At the current $191 price, shares of Netflix (NFLX) are up 106% for 2013. At that pace the stock will end the year at $125,088 for a tasty 13,503% gain. Spoiler Alert!: it's not going to happen. To try to figure out alternative scenarios Breakout welcomed the Don of the Optionmonster.com family, Jon Najarian to explore the possibilities.

"I think this one is extended but it has managed a combination of squeezing shorts and a decent business model," Najarian says in the attached video. By business model Najarian isn't referring to the streaming business, where barriers to entry are stunningly low on the technology side. Netflix's real edge is in content and the price proposition for customers. For roughly the cost of an HBO or Showtime subscription consumers can get all of Netflix on-demand at all times.

The battle over content is where the real fight is. It's not clear if Netflix has deep enough pockets to bid against conglomerates for early rights to movies and TV shows. Instead the company is moving in another direction by branching into the production of original content.

So far the results have been mixed. "Lilyhammer," a fish-out-of-water tale staring Steven Van Zandt as a mobster exiled to Norway, was a flop. In contrast the recently aired series "House of Cards" staring Kevin Spacey was a huge critical success.

Creative success is difficult enough. Netflix also has to deal with economic realities associated with producing shows. "House of Cards" reportedly cost the company $100 million dollars just to secure the talent. Industry experts say cheapest shows run about $3.8 million per episode. In contrast "House of Cards" started with a $4.5 million budget and high profile director David Fincher "took it way above that."

Streaming and making movies and television shows are two cut throat businesses. The streets of Hollywood are littered with the discarded dreams of people who thought they could make a great television show. If Netflix misses a step Wall Street could be cruel.

Najarian notes that Netflix is back to the same number of subscribers it had when the stock was trading at $300 but the landscape has changed. The company is now facing competition from WalMart's (WMT) VUDU, Amazon (AMZN) and possibly Apple (AAPL).

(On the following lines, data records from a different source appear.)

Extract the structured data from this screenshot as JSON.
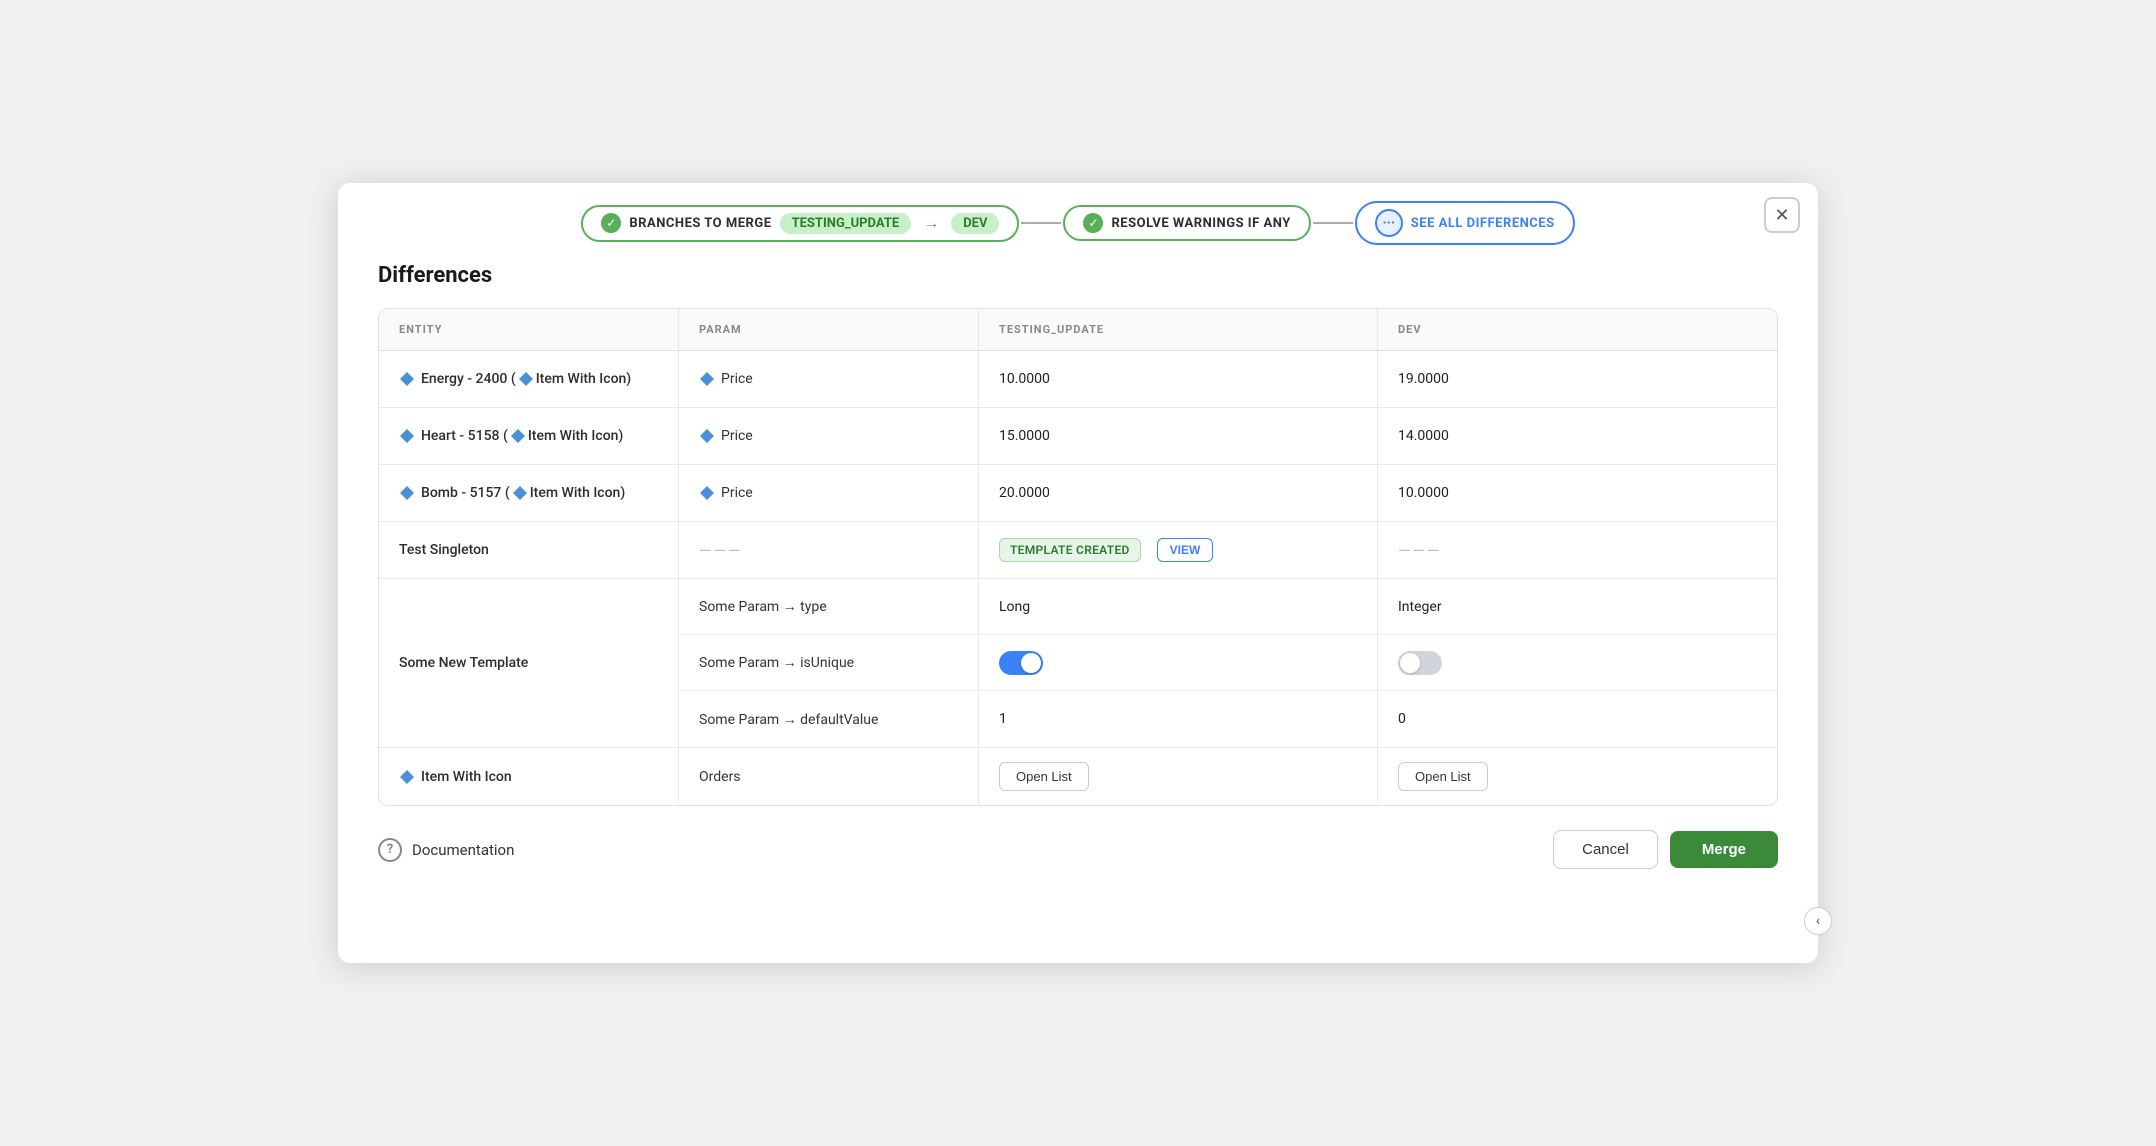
{
  "workflow": {
    "step1": {
      "label": "BRANCHES TO MERGE",
      "from": "TESTING_UPDATE",
      "arrow": "→",
      "to": "DEV"
    },
    "step2": {
      "label": "RESOLVE WARNINGS IF ANY"
    },
    "step3": {
      "label": "SEE ALL DIFFERENCES"
    }
  },
  "close_label": "✕",
  "section_title": "Differences",
  "table": {
    "headers": [
      "ENTITY",
      "PARAM",
      "TESTING_UPDATE",
      "DEV"
    ],
    "rows": [
      {
        "type": "simple",
        "entity": "Energy - 2400 (💎 Item With Icon)",
        "entity_has_diamond": true,
        "param": "Price",
        "param_has_diamond": true,
        "testing_update": "10.0000",
        "dev": "19.0000"
      },
      {
        "type": "simple",
        "entity": "Heart - 5158 (💎 Item With Icon)",
        "entity_has_diamond": true,
        "param": "Price",
        "param_has_diamond": true,
        "testing_update": "15.0000",
        "dev": "14.0000"
      },
      {
        "type": "simple",
        "entity": "Bomb - 5157 (💎 Item With Icon)",
        "entity_has_diamond": true,
        "param": "Price",
        "param_has_diamond": true,
        "testing_update": "20.0000",
        "dev": "10.0000"
      },
      {
        "type": "singleton",
        "entity": "Test Singleton",
        "param": "———",
        "testing_update_badge": "TEMPLATE CREATED",
        "testing_update_view": "VIEW",
        "dev": "———"
      },
      {
        "type": "compound",
        "entity": "Some New Template",
        "sub_rows": [
          {
            "param": "Some Param → type",
            "testing_update": "Long",
            "dev": "Integer",
            "dev_type": "text"
          },
          {
            "param": "Some Param → isUnique",
            "testing_update_type": "toggle_on",
            "dev_type": "toggle_off"
          },
          {
            "param": "Some Param → defaultValue",
            "testing_update": "1",
            "dev": "0"
          }
        ]
      },
      {
        "type": "item_with_icon",
        "entity": "Item With Icon",
        "entity_has_diamond": true,
        "param": "Orders",
        "testing_update_btn": "Open List",
        "dev_btn": "Open List"
      }
    ]
  },
  "documentation_label": "Documentation",
  "cancel_label": "Cancel",
  "merge_label": "Merge"
}
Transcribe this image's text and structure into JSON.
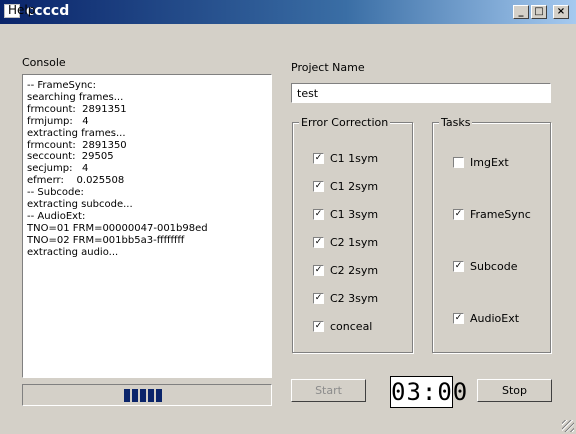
{
  "window": {
    "title": "ccccd"
  },
  "menu": {
    "help": "Help"
  },
  "console": {
    "label": "Console",
    "lines": [
      "-- FrameSync:",
      "searching frames...",
      "frmcount:  2891351",
      "frmjump:   4",
      "extracting frames...",
      "frmcount:  2891350",
      "seccount:  29505",
      "secjump:   4",
      "efmerr:    0.025508",
      "-- Subcode:",
      "extracting subcode...",
      "-- AudioExt:",
      "TNO=01 FRM=00000047-001b98ed",
      "TNO=02 FRM=001bb5a3-ffffffff",
      "extracting audio..."
    ]
  },
  "progress": {
    "value": 0.4
  },
  "project": {
    "label": "Project Name",
    "value": "test"
  },
  "error_correction": {
    "title": "Error Correction",
    "items": [
      {
        "label": "C1 1sym",
        "checked": true
      },
      {
        "label": "C1 2sym",
        "checked": true
      },
      {
        "label": "C1 3sym",
        "checked": true
      },
      {
        "label": "C2 1sym",
        "checked": true
      },
      {
        "label": "C2 2sym",
        "checked": true
      },
      {
        "label": "C2 3sym",
        "checked": true
      },
      {
        "label": "conceal",
        "checked": true
      }
    ]
  },
  "tasks": {
    "title": "Tasks",
    "items": [
      {
        "label": "ImgExt",
        "checked": false
      },
      {
        "label": "FrameSync",
        "checked": true
      },
      {
        "label": "Subcode",
        "checked": true
      },
      {
        "label": "AudioExt",
        "checked": true
      }
    ]
  },
  "buttons": {
    "start": "Start",
    "stop": "Stop"
  },
  "timer": "03:00",
  "caption_buttons": {
    "minimize": "_",
    "maximize": "□",
    "close": "×"
  }
}
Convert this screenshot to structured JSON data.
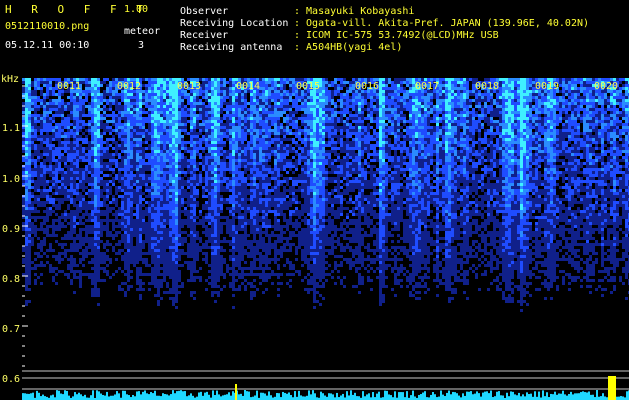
{
  "app": {
    "title": "H R O F F T",
    "version": "1.00",
    "filename": "0512110010.png",
    "datetime": "05.12.11 00:10",
    "meteor_label": "meteor",
    "meteor_count": "3"
  },
  "info": {
    "observer_label": "Observer",
    "observer_value": ": Masayuki Kobayashi",
    "location_label": "Receiving Location",
    "location_value": ": Ogata-vill. Akita-Pref. JAPAN (139.96E, 40.02N)",
    "receiver_label": "Receiver",
    "receiver_value": ": ICOM IC-575 53.7492(@LCD)MHz USB",
    "antenna_label": "Receiving antenna",
    "antenna_value": ": A504HB(yagi 4el)"
  },
  "axis": {
    "unit": "kHz",
    "ticks": [
      "1.1",
      "1.0",
      "0.9",
      "0.8",
      "0.7",
      "0.6"
    ]
  },
  "time_labels": [
    "0011",
    "0012",
    "0013",
    "0014",
    "0015",
    "0016",
    "0017",
    "0018",
    "0019",
    "0020"
  ],
  "colors": {
    "background": "#000000",
    "label_yellow": "#ffff33",
    "signal_cyan": "#00ffff",
    "noise_blue": "#1e3cff"
  }
}
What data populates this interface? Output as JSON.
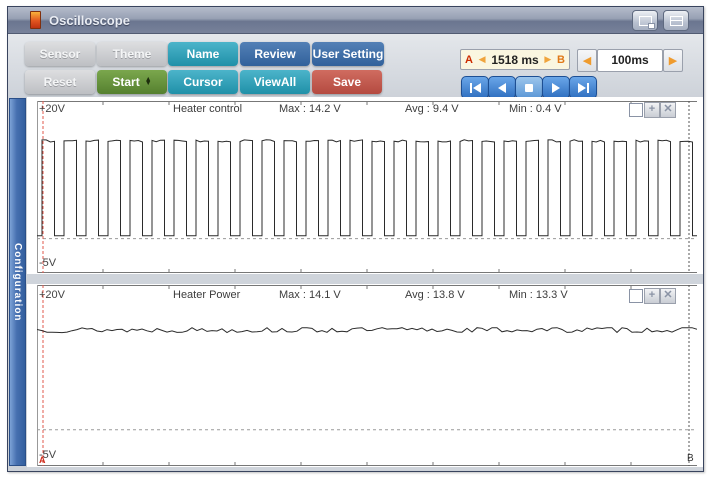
{
  "titlebar": {
    "title": "Oscilloscope",
    "app_icon": "oscilloscope-probe-icon",
    "buttons": [
      {
        "name": "popout-window-button",
        "icon": "window-popout-icon"
      },
      {
        "name": "shade-window-button",
        "icon": "window-shade-icon"
      }
    ]
  },
  "toolbar": {
    "rows": [
      {
        "buttons": [
          {
            "label": "Sensor",
            "style": "gray"
          },
          {
            "label": "Theme",
            "style": "gray"
          },
          {
            "label": "Name",
            "style": "teal"
          },
          {
            "label": "Review",
            "style": "blue"
          },
          {
            "label": "User Setting",
            "style": "blue"
          }
        ]
      },
      {
        "buttons": [
          {
            "label": "Reset",
            "style": "gray"
          },
          {
            "label": "Start",
            "style": "green",
            "spinner": true
          },
          {
            "label": "Cursor",
            "style": "teal"
          },
          {
            "label": "ViewAll",
            "style": "teal"
          },
          {
            "label": "Save",
            "style": "red"
          }
        ]
      }
    ],
    "ab_box": {
      "a_label": "A",
      "b_label": "B",
      "value": "1518 ms"
    },
    "timebase": {
      "value": "100ms"
    },
    "transport": [
      "skip-to-start",
      "step-back",
      "stop",
      "play",
      "skip-to-end"
    ]
  },
  "sidebar": {
    "tab_label": "Configuration"
  },
  "charts": [
    {
      "title": "Heater control",
      "range_top_label": "+20V",
      "range_bottom_label": "-5V",
      "max_label": "Max : 14.2 V",
      "avg_label": "Avg : 9.4 V",
      "min_label": "Min : 0.4 V",
      "controls": [
        "select-checkbox",
        "add-channel",
        "close-channel"
      ]
    },
    {
      "title": "Heater Power",
      "range_top_label": "+20V",
      "range_bottom_label": "-5V",
      "max_label": "Max : 14.1 V",
      "avg_label": "Avg : 13.8 V",
      "min_label": "Min : 13.3 V",
      "controls": [
        "select-checkbox",
        "add-channel",
        "close-channel"
      ]
    }
  ],
  "cursors": {
    "a_label": "A",
    "b_label": "B"
  },
  "colors": {
    "teal_button": "#2f9fb8",
    "blue_button": "#3c6ba5",
    "green_button": "#638d3c",
    "red_button": "#c05a50",
    "gray_button": "#c9cbce",
    "transport_blue": "#3c7cc8",
    "cursor_a": "#e0584c",
    "cursor_b": "#555555",
    "config_tab_blue": "#3f6fb2",
    "accent_orange": "#f0a43c",
    "ab_a_text": "#cc2a00",
    "ab_value_bg": "#faf6e0"
  },
  "chart_data": [
    {
      "type": "line",
      "title": "Heater control",
      "waveform": "square",
      "ylim": [
        -5,
        20
      ],
      "x_span_ms": 1518,
      "timebase_per_div": "100ms",
      "high_v": 14.2,
      "low_v": 0.4,
      "duty": 0.57,
      "cycles": 30,
      "zero_ref_line": 0,
      "stats": {
        "max": 14.2,
        "avg": 9.4,
        "min": 0.4
      }
    },
    {
      "type": "line",
      "title": "Heater Power",
      "waveform": "noisy-dc",
      "ylim": [
        -5,
        20
      ],
      "x_span_ms": 1518,
      "timebase_per_div": "100ms",
      "level_v": 13.8,
      "noise_v": 0.5,
      "zero_ref_line": 0,
      "stats": {
        "max": 14.1,
        "avg": 13.8,
        "min": 13.3
      }
    }
  ]
}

With the endless uncertainties facing the industry an argument could be made to justify anything from $50 - $500 as a "fair value" for Netflix. The stock isn't going to end the year at $125,000 by New Year's Eve but we can be sure of little else. If only the company could generate content with such suspense.